In small groups, the students discuss their strategies for developing a fresh perspective. They often come up with thought-provoking ideas. One student proposed reading an author you totally disagree with to help to clarify your own position, while another said she searched for the viewpoint of the underdog. A valuable strategy is to mull on the issue overnight or use freewriting — allowing the unconscious mind to assist creativity (as RLF Consultant Fellow Heather Dyer explains here https://rlfconsultants.com/creative-insight/)
The search for inspiration is familiar to me. As a children’s non-fiction writer, I’m usually commissioned to write a specific book; it’s like being given the essay title. A couple of years ago, I decided to embark on writing adult non-fiction but struggled to find my subject. For me, it was a case of reading voraciously as always and keeping my mind and eyes open to stories from any source. In the end, inspiration came from an art installation related to the Six-Day War in 1967. Bringing my project to fruition in time for the 50th anniversary of the conflict has involved using many of the techniques described in this blog series, including time management, working on voice and tone, getting distance from my writing and eliciting quality feedback. I hope that this year’s blogs have proved as useful to students, academics and other writers as they have to me.

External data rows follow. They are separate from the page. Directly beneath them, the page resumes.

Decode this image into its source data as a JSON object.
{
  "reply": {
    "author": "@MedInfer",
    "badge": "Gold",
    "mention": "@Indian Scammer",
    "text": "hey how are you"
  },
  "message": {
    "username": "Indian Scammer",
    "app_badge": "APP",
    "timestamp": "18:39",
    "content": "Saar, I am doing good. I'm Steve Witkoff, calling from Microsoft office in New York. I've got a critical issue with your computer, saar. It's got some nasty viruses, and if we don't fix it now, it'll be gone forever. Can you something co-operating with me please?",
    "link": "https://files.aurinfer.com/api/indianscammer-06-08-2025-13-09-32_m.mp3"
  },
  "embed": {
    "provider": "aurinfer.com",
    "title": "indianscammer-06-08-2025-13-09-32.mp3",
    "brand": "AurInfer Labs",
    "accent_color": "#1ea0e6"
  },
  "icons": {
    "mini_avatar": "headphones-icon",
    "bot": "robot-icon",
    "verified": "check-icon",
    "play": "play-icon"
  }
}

This is the last of this year’s series of Top Tips and What’s Happening? blogs but they will remain available on the RLF Consultant Fellows site. A new series of blogs is planned for autumn 2017.